## WHAT IS NEEDED
Give all the lines below again, exactly, with no pictures.

Dataset records
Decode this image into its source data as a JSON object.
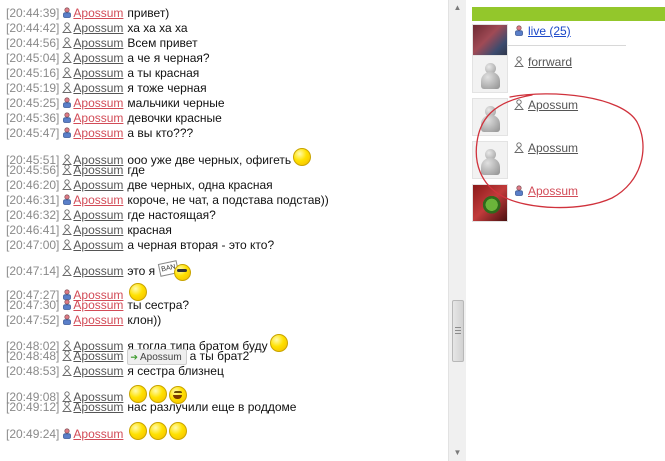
{
  "chat": {
    "messages": [
      {
        "time": "[20:44:39]",
        "gender": "f",
        "nick": "Apossum",
        "text": "привет)"
      },
      {
        "time": "[20:44:42]",
        "gender": "m",
        "nick": "Apossum",
        "text": "ха ха ха ха"
      },
      {
        "time": "[20:44:56]",
        "gender": "m",
        "nick": "Apossum",
        "text": "Всем привет"
      },
      {
        "time": "[20:45:04]",
        "gender": "m",
        "nick": "Apossum",
        "text": "а че я черная?"
      },
      {
        "time": "[20:45:16]",
        "gender": "m",
        "nick": "Apossum",
        "text": "а ты красная"
      },
      {
        "time": "[20:45:19]",
        "gender": "m",
        "nick": "Apossum",
        "text": "я тоже черная"
      },
      {
        "time": "[20:45:25]",
        "gender": "f",
        "nick": "Apossum",
        "text": "мальчики черные"
      },
      {
        "time": "[20:45:36]",
        "gender": "f",
        "nick": "Apossum",
        "text": "девочки красные"
      },
      {
        "time": "[20:45:47]",
        "gender": "f",
        "nick": "Apossum",
        "text": "а вы кто???"
      },
      {
        "time": "[20:45:51]",
        "gender": "m",
        "nick": "Apossum",
        "text": "ооо уже две черных, офигеть"
      },
      {
        "time": "[20:45:56]",
        "gender": "m",
        "nick": "Apossum",
        "text": "где"
      },
      {
        "time": "[20:46:20]",
        "gender": "m",
        "nick": "Apossum",
        "text": "две черных, одна красная"
      },
      {
        "time": "[20:46:31]",
        "gender": "f",
        "nick": "Apossum",
        "text": "короче, не чат, а подстава подстав))"
      },
      {
        "time": "[20:46:32]",
        "gender": "m",
        "nick": "Apossum",
        "text": "где настоящая?"
      },
      {
        "time": "[20:46:41]",
        "gender": "m",
        "nick": "Apossum",
        "text": "красная"
      },
      {
        "time": "[20:47:00]",
        "gender": "m",
        "nick": "Apossum",
        "text": "а черная вторая - это кто?"
      },
      {
        "time": "[20:47:14]",
        "gender": "m",
        "nick": "Apossum",
        "text": "это я"
      },
      {
        "time": "[20:47:27]",
        "gender": "f",
        "nick": "Apossum",
        "text": ""
      },
      {
        "time": "[20:47:30]",
        "gender": "f",
        "nick": "Apossum",
        "text": "ты сестра?"
      },
      {
        "time": "[20:47:52]",
        "gender": "f",
        "nick": "Apossum",
        "text": "клон))"
      },
      {
        "time": "[20:48:02]",
        "gender": "m",
        "nick": "Apossum",
        "text": "я тогда типа братом буду"
      },
      {
        "time": "[20:48:48]",
        "gender": "m",
        "nick": "Apossum",
        "text": "а ты брат2",
        "mention": "Apossum"
      },
      {
        "time": "[20:48:53]",
        "gender": "m",
        "nick": "Apossum",
        "text": "я сестра близнец"
      },
      {
        "time": "[20:49:08]",
        "gender": "m",
        "nick": "Apossum",
        "text": ""
      },
      {
        "time": "[20:49:12]",
        "gender": "m",
        "nick": "Apossum",
        "text": "нас разлучили еще в роддоме"
      },
      {
        "time": "[20:49:24]",
        "gender": "f",
        "nick": "Apossum",
        "text": ""
      }
    ]
  },
  "icons": {
    "male": "male-user-icon",
    "female": "female-user-icon",
    "smiley": "smiley-icon",
    "laugh": "laughing-smiley-icon",
    "sign": "sign-smiley-icon",
    "inline_user": "arrow-icon",
    "colors": {
      "male": "#555555",
      "female": "#d24b57",
      "link": "#1a47c9",
      "header": "#93c72b"
    }
  },
  "sign_text": "BAN",
  "users": {
    "list": [
      {
        "name": "live (25)",
        "gender": "f",
        "style": "link"
      },
      {
        "name": "forrward",
        "gender": "m",
        "style": "m"
      },
      {
        "name": "Apossum",
        "gender": "m",
        "style": "m"
      },
      {
        "name": "Apossum",
        "gender": "m",
        "style": "m"
      },
      {
        "name": "Apossum",
        "gender": "f",
        "style": "f"
      }
    ]
  }
}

## SOLUTION TO THIS EXERCISE
Decode this image into its source data as a JSON object.
{
  "chat": {
    "messages": [
      {
        "time": "[20:44:39]",
        "gender": "f",
        "nick": "Apossum",
        "text": "привет)"
      },
      {
        "time": "[20:44:42]",
        "gender": "m",
        "nick": "Apossum",
        "text": "ха ха ха ха"
      },
      {
        "time": "[20:44:56]",
        "gender": "m",
        "nick": "Apossum",
        "text": "Всем привет"
      },
      {
        "time": "[20:45:04]",
        "gender": "m",
        "nick": "Apossum",
        "text": "а че я черная?"
      },
      {
        "time": "[20:45:16]",
        "gender": "m",
        "nick": "Apossum",
        "text": "а ты красная"
      },
      {
        "time": "[20:45:19]",
        "gender": "m",
        "nick": "Apossum",
        "text": "я тоже черная"
      },
      {
        "time": "[20:45:25]",
        "gender": "f",
        "nick": "Apossum",
        "text": "мальчики черные"
      },
      {
        "time": "[20:45:36]",
        "gender": "f",
        "nick": "Apossum",
        "text": "девочки красные"
      },
      {
        "time": "[20:45:47]",
        "gender": "f",
        "nick": "Apossum",
        "text": "а вы кто???"
      },
      {
        "time": "[20:45:51]",
        "gender": "m",
        "nick": "Apossum",
        "text": "ооо уже две черных, офигеть"
      },
      {
        "time": "[20:45:56]",
        "gender": "m",
        "nick": "Apossum",
        "text": "где"
      },
      {
        "time": "[20:46:20]",
        "gender": "m",
        "nick": "Apossum",
        "text": "две черных, одна красная"
      },
      {
        "time": "[20:46:31]",
        "gender": "f",
        "nick": "Apossum",
        "text": "короче, не чат, а подстава подстав))"
      },
      {
        "time": "[20:46:32]",
        "gender": "m",
        "nick": "Apossum",
        "text": "где настоящая?"
      },
      {
        "time": "[20:46:41]",
        "gender": "m",
        "nick": "Apossum",
        "text": "красная"
      },
      {
        "time": "[20:47:00]",
        "gender": "m",
        "nick": "Apossum",
        "text": "а черная вторая - это кто?"
      },
      {
        "time": "[20:47:14]",
        "gender": "m",
        "nick": "Apossum",
        "text": "это я"
      },
      {
        "time": "[20:47:27]",
        "gender": "f",
        "nick": "Apossum",
        "text": ""
      },
      {
        "time": "[20:47:30]",
        "gender": "f",
        "nick": "Apossum",
        "text": "ты сестра?"
      },
      {
        "time": "[20:47:52]",
        "gender": "f",
        "nick": "Apossum",
        "text": "клон))"
      },
      {
        "time": "[20:48:02]",
        "gender": "m",
        "nick": "Apossum",
        "text": "я тогда типа братом буду"
      },
      {
        "time": "[20:48:48]",
        "gender": "m",
        "nick": "Apossum",
        "text": "а ты брат2",
        "mention": "Apossum"
      },
      {
        "time": "[20:48:53]",
        "gender": "m",
        "nick": "Apossum",
        "text": "я сестра близнец"
      },
      {
        "time": "[20:49:08]",
        "gender": "m",
        "nick": "Apossum",
        "text": ""
      },
      {
        "time": "[20:49:12]",
        "gender": "m",
        "nick": "Apossum",
        "text": "нас разлучили еще в роддоме"
      },
      {
        "time": "[20:49:24]",
        "gender": "f",
        "nick": "Apossum",
        "text": ""
      }
    ]
  },
  "icons": {
    "male": "male-user-icon",
    "female": "female-user-icon",
    "smiley": "smiley-icon",
    "laugh": "laughing-smiley-icon",
    "sign": "sign-smiley-icon",
    "inline_user": "arrow-icon",
    "colors": {
      "male": "#555555",
      "female": "#d24b57",
      "link": "#1a47c9",
      "header": "#93c72b"
    }
  },
  "sign_text": "BAN",
  "users": {
    "list": [
      {
        "name": "live (25)",
        "gender": "f",
        "style": "link"
      },
      {
        "name": "forrward",
        "gender": "m",
        "style": "m"
      },
      {
        "name": "Apossum",
        "gender": "m",
        "style": "m"
      },
      {
        "name": "Apossum",
        "gender": "m",
        "style": "m"
      },
      {
        "name": "Apossum",
        "gender": "f",
        "style": "f"
      }
    ]
  }
}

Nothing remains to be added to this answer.